**Input**
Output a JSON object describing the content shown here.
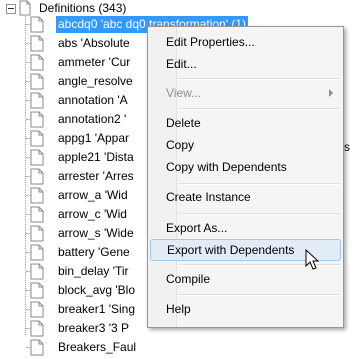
{
  "tree": {
    "root_label": "Definitions (343)",
    "selected_item": {
      "label": "abcdq0 'abc dq0 transformation' (1)"
    },
    "items": [
      "abs 'Absolute",
      "ammeter 'Cur",
      "angle_resolve",
      "annotation 'A",
      "annotation2 '",
      "appg1 'Appar",
      "apple21 'Dista",
      "arrester 'Arres",
      "arrow_a 'Wid",
      "arrow_c 'Wid",
      "arrow_s 'Wide",
      "battery 'Gene",
      "bin_delay 'Tir",
      "block_avg 'Blo",
      "breaker1 'Sing",
      "breaker3 '3 P",
      "Breakers_Faul"
    ],
    "side_text": "cs"
  },
  "context_menu": {
    "items": [
      {
        "label": "Edit Properties...",
        "enabled": true
      },
      {
        "label": "Edit...",
        "enabled": true
      },
      {
        "label": "View...",
        "enabled": false,
        "submenu": true
      },
      {
        "label": "Delete",
        "enabled": true
      },
      {
        "label": "Copy",
        "enabled": true
      },
      {
        "label": "Copy with Dependents",
        "enabled": true
      },
      {
        "label": "Create Instance",
        "enabled": true
      },
      {
        "label": "Export As...",
        "enabled": true
      },
      {
        "label": "Export with Dependents",
        "enabled": true,
        "hovered": true
      },
      {
        "label": "Compile",
        "enabled": true
      },
      {
        "label": "Help",
        "enabled": true
      }
    ]
  },
  "colors": {
    "selection": "#3399ff",
    "menu_background": "#f5f5f5",
    "menu_hover": "#e2ecf7",
    "disabled_text": "#8d8d8d"
  }
}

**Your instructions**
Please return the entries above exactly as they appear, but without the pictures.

**Solution to the problem**
Output a JSON object describing the content shown here.
{
  "tree": {
    "root_label": "Definitions (343)",
    "selected_item": {
      "label": "abcdq0 'abc dq0 transformation' (1)"
    },
    "items": [
      "abs 'Absolute",
      "ammeter 'Cur",
      "angle_resolve",
      "annotation 'A",
      "annotation2 '",
      "appg1 'Appar",
      "apple21 'Dista",
      "arrester 'Arres",
      "arrow_a 'Wid",
      "arrow_c 'Wid",
      "arrow_s 'Wide",
      "battery 'Gene",
      "bin_delay 'Tir",
      "block_avg 'Blo",
      "breaker1 'Sing",
      "breaker3 '3 P",
      "Breakers_Faul"
    ],
    "side_text": "cs"
  },
  "context_menu": {
    "items": [
      {
        "label": "Edit Properties...",
        "enabled": true
      },
      {
        "label": "Edit...",
        "enabled": true
      },
      {
        "label": "View...",
        "enabled": false,
        "submenu": true
      },
      {
        "label": "Delete",
        "enabled": true
      },
      {
        "label": "Copy",
        "enabled": true
      },
      {
        "label": "Copy with Dependents",
        "enabled": true
      },
      {
        "label": "Create Instance",
        "enabled": true
      },
      {
        "label": "Export As...",
        "enabled": true
      },
      {
        "label": "Export with Dependents",
        "enabled": true,
        "hovered": true
      },
      {
        "label": "Compile",
        "enabled": true
      },
      {
        "label": "Help",
        "enabled": true
      }
    ]
  },
  "colors": {
    "selection": "#3399ff",
    "menu_background": "#f5f5f5",
    "menu_hover": "#e2ecf7",
    "disabled_text": "#8d8d8d"
  }
}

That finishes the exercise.